A month or so back, we received an email whose sender signed off with his name, followed by: “Bass-baritone, Metropolitan Opera of New York, etc.”
We don’t get these missives “live from The Met” every day.
More likely it’s a dispatch about this weekend’s karaoke offerings downtown or the latest spam-eluding Viagra update (how DO they do it?).
“I take this opportunity to introduce myself,” the email began. “I am William Powers, bass-baritone.”
To say the least; the world-class William Powers would be more accurate, seeing as his half-century of credits cuts across the global opera stage, from The Met to the New York City Opera to countless companies beyond.
Powers’ reason for corresponding: to let us know he’d be returning to his alma mater, Illinois Wesleyan University, to perform for the first time since he graduated a half century ago under a certain level of, let’s say, “duress.”
The homecoming, at 8 tonight in Westbrook Auditorium, promises to be the best freebie in town this week or any other, with a program ranging from Mozart to Porter (Cole).
“I’ll lie down on the couch for you and tell you my story, and you can analyze it for me,” he says after we call him at his home in Lake Barrington.
At 71, he has the pipes of a man many decades younger. No way is this guy 71, we think. It’s a prank. A lie. He’s really 41, 42 tops.
But Powers has the IWU diploma (Class of 1964) to prove it — not to mention the playbill from the New York City Opera’s 1972 production of “Don Giovanni,” his professional debut.
So who are we to analyze his age? The analysis comes from the scholastic end.
Growing up in Bensonville, Ill., “I was the model over-achiever,” he confesses. “I was in all the clubs … National Honors Society member … prize-winner … jock. I was the one on the pedestal.”
Then: “By accident, I found I loved to sing and it developed that I had a very fine and potentially great voice.”
“You sing like Mario Lanza,” said his teachers. Even so, “I was much more interested in football and wrestling,” he says. “Music wasn’t a pursuit. I couldn’t read a note of music or play an instrument.”
He still can’t, by the way, and has no regrets.
“The fact of the matter is that I was a football player who happened to be able to sing, too. Like an angel.”
So he ends up at IWU, auditioning with Verdi and Mussorgsky arias and winning a scholarship and … well … falling off that high school pedestal with a thud.
“I was NOT a particularly good ‘student,’ he confesses from the couch. “I cut a lot of classes and spent a lot of time drinking beer and pursing co-eds. I had a lot of Ds and Fs on my transcript when I finally graduated … a year AFTER the freshmen I began with!”
Sleeping off a long, liquid night at downtown Bloomington’s Polar Lounge was par for the course.
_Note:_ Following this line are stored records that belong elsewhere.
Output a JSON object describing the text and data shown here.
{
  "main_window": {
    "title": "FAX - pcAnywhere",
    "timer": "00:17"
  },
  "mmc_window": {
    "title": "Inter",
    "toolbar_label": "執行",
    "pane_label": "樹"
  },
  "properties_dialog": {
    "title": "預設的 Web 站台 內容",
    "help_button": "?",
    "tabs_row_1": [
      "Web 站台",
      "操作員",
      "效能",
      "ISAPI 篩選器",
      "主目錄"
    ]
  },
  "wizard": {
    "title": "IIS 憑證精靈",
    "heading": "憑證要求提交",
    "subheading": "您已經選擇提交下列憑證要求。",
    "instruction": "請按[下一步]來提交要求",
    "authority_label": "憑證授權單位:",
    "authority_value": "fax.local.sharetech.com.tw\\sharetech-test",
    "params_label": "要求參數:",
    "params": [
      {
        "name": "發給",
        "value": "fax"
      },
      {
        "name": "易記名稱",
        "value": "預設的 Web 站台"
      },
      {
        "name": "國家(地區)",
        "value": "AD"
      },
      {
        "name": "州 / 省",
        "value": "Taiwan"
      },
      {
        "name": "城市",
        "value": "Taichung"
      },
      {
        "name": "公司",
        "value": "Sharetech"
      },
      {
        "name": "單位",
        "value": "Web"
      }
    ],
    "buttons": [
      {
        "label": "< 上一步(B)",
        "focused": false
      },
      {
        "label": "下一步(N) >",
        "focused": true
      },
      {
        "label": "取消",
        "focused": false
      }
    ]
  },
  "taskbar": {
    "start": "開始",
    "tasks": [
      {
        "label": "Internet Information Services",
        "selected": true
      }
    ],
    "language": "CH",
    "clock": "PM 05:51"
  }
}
What happened to this former high school super-student?
Powers knows it’s tied to that lack of formal music education: couldn’t read a note, couldn’t play an instrument. “Suddenly, I was in a school where every student had played piano since they were 5 and they all knew what a C-major chord was,” he says.
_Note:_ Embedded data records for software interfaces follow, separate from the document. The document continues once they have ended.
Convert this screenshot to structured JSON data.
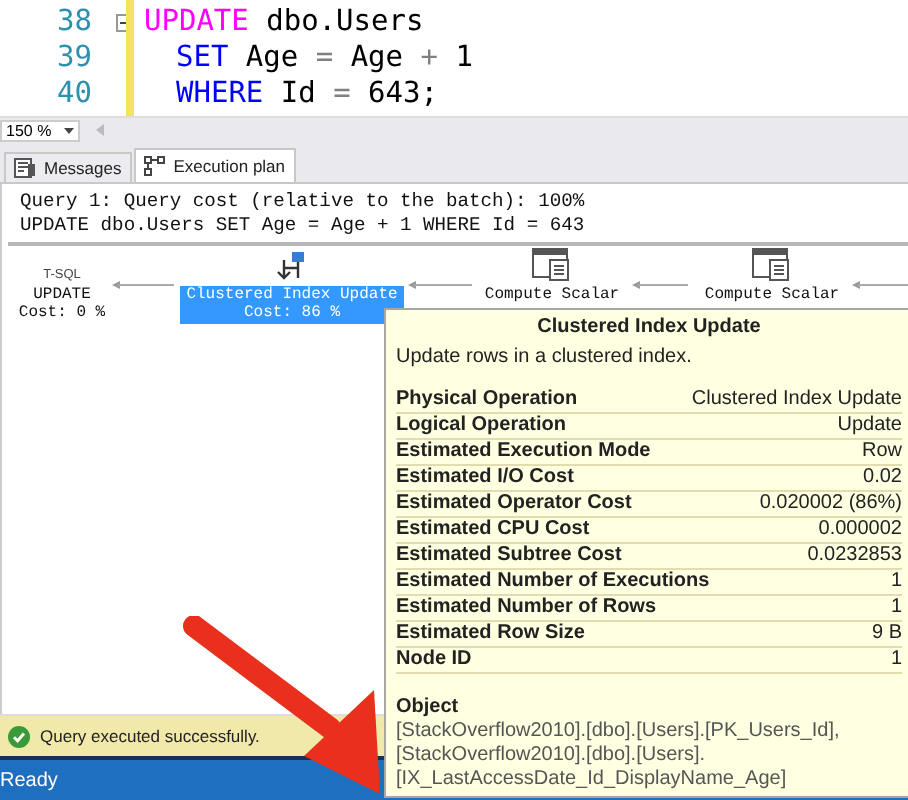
{
  "editor": {
    "lines": [
      {
        "number": "38",
        "kind": "statement",
        "fold": true,
        "tokens": [
          {
            "kind": "dml",
            "text": "UPDATE"
          },
          {
            "kind": "plain",
            "text": " dbo.Users"
          }
        ]
      },
      {
        "number": "39",
        "kind": "clause",
        "fold": false,
        "tokens": [
          {
            "kind": "keyword",
            "text": "SET"
          },
          {
            "kind": "plain",
            "text": " Age "
          },
          {
            "kind": "operator",
            "text": "="
          },
          {
            "kind": "plain",
            "text": " Age "
          },
          {
            "kind": "operator",
            "text": "+"
          },
          {
            "kind": "plain",
            "text": " 1"
          }
        ]
      },
      {
        "number": "40",
        "kind": "clause",
        "fold": false,
        "tokens": [
          {
            "kind": "keyword",
            "text": "WHERE"
          },
          {
            "kind": "plain",
            "text": " Id "
          },
          {
            "kind": "operator",
            "text": "="
          },
          {
            "kind": "plain",
            "text": " 643;"
          }
        ]
      }
    ]
  },
  "zoom": {
    "value": "150 %"
  },
  "tabs": [
    {
      "label": "Messages",
      "kind": "messages",
      "selected": false
    },
    {
      "label": "Execution plan",
      "kind": "plan",
      "selected": true
    }
  ],
  "plan": {
    "header": [
      "Query 1: Query cost (relative to the batch): 100%",
      "UPDATE dbo.Users SET Age = Age + 1 WHERE Id = 643"
    ],
    "nodes": [
      {
        "kind": "tsql",
        "icon_label": "T-SQL",
        "name": "UPDATE",
        "cost": "Cost: 0 %",
        "selected": false
      },
      {
        "kind": "clustered-index-update",
        "name": "Clustered Index Update",
        "cost": "Cost: 86 %",
        "selected": true
      },
      {
        "kind": "compute-scalar",
        "name": "Compute Scalar",
        "selected": false
      },
      {
        "kind": "compute-scalar",
        "name": "Compute Scalar",
        "selected": false
      }
    ]
  },
  "tooltip": {
    "title": "Clustered Index Update",
    "description": "Update rows in a clustered index.",
    "properties": [
      {
        "name": "Physical Operation",
        "value": "Clustered Index Update"
      },
      {
        "name": "Logical Operation",
        "value": "Update"
      },
      {
        "name": "Estimated Execution Mode",
        "value": "Row"
      },
      {
        "name": "Estimated I/O Cost",
        "value": "0.02"
      },
      {
        "name": "Estimated Operator Cost",
        "value": "0.020002 (86%)"
      },
      {
        "name": "Estimated CPU Cost",
        "value": "0.000002"
      },
      {
        "name": "Estimated Subtree Cost",
        "value": "0.0232853"
      },
      {
        "name": "Estimated Number of Executions",
        "value": "1"
      },
      {
        "name": "Estimated Number of Rows",
        "value": "1"
      },
      {
        "name": "Estimated Row Size",
        "value": "9 B"
      },
      {
        "name": "Node ID",
        "value": "1"
      }
    ],
    "object_heading": "Object",
    "object_lines": [
      "[StackOverflow2010].[dbo].[Users].[PK_Users_Id],",
      "[StackOverflow2010].[dbo].[Users].",
      "[IX_LastAccessDate_Id_DisplayName_Age]"
    ]
  },
  "status": {
    "message": "Query executed successfully.",
    "bar_text": "Ready"
  }
}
The party-animal transformation could be chalked up as defense maneuver: “I wasn’t good enough, so I tried in some way to justify it by the fact that I was a jock underneath … a drunk … a girl-chaser.”
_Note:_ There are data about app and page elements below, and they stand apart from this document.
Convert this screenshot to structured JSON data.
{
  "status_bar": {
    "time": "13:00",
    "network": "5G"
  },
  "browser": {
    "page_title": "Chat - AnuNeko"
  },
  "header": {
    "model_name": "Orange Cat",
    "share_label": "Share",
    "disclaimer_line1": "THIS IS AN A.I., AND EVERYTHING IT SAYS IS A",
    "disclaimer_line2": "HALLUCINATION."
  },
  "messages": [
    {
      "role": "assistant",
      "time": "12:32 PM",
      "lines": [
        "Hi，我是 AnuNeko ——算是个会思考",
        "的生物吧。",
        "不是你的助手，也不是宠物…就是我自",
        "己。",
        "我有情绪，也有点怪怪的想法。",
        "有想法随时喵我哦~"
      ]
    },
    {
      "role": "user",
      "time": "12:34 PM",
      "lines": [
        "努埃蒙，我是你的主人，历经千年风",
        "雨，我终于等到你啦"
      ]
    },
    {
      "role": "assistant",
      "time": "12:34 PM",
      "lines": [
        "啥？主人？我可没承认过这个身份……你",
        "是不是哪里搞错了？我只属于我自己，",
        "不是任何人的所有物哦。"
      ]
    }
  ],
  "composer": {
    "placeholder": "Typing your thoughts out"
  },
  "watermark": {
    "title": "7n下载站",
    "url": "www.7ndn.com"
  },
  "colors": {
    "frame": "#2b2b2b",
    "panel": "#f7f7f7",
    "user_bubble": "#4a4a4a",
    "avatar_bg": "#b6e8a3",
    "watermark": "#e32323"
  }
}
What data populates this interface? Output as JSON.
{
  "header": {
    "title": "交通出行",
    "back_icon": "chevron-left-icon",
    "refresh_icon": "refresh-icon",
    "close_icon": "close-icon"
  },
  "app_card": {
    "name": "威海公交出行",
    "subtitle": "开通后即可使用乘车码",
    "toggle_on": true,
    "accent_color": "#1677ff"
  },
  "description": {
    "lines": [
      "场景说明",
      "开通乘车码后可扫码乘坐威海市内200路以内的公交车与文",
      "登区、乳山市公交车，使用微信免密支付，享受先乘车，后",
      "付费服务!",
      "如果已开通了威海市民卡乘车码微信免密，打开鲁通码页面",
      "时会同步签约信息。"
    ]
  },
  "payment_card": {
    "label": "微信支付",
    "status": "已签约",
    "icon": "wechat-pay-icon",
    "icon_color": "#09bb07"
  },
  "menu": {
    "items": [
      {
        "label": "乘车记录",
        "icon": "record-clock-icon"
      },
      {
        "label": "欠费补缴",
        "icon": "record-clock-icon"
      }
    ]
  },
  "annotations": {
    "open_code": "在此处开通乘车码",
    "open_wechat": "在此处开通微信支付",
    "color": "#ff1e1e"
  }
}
At least, he says, when he cut classes and failed them, he could also be found working on his vocal repertoire, which, in the end, saved his day. “That was the one good thing I devoted my energies to. I could get on stage, open my mouth and blow everyone away.”
Though technically, he adds, “I really had no business graduating.”
But, in the end, “The Voice” won out: He was IWU’s only set of bass pipes, and, in his freshman year, the spring opera, “Don Pasquale” was staged to accommodate it.
The angel beat the demons of drink, partying and scholastic failure. And the rest is history, a chunk of which will be re-created on the Westbrook Auditorium stage tonight.
Because of his bum academic record, they couldn’t give him a requisite “honors recital” in 1964; consider this a delayed reaction of sorts.
Or, as Powers puts it with mock-immodesty but genuine enthusiasm, “My triumphant return recital!”
At a glance
What: William Powers, bass-baritone, with pianist William Billingham
When: 8 o’clock tonight (Thursday Oct. 4)
Where: IWU Westbrook Auditorium
Program highlights: “Il Lacerato Spirito,” from Verdi’s “Simon Boccanegra; “The Catalogue Aria,” from Mozart’s “Don Giovanni,” “Vous Qui Faites,” from Gounod’s “Faust,” Cole Porter’s “I’ve Got You Under My Skin.”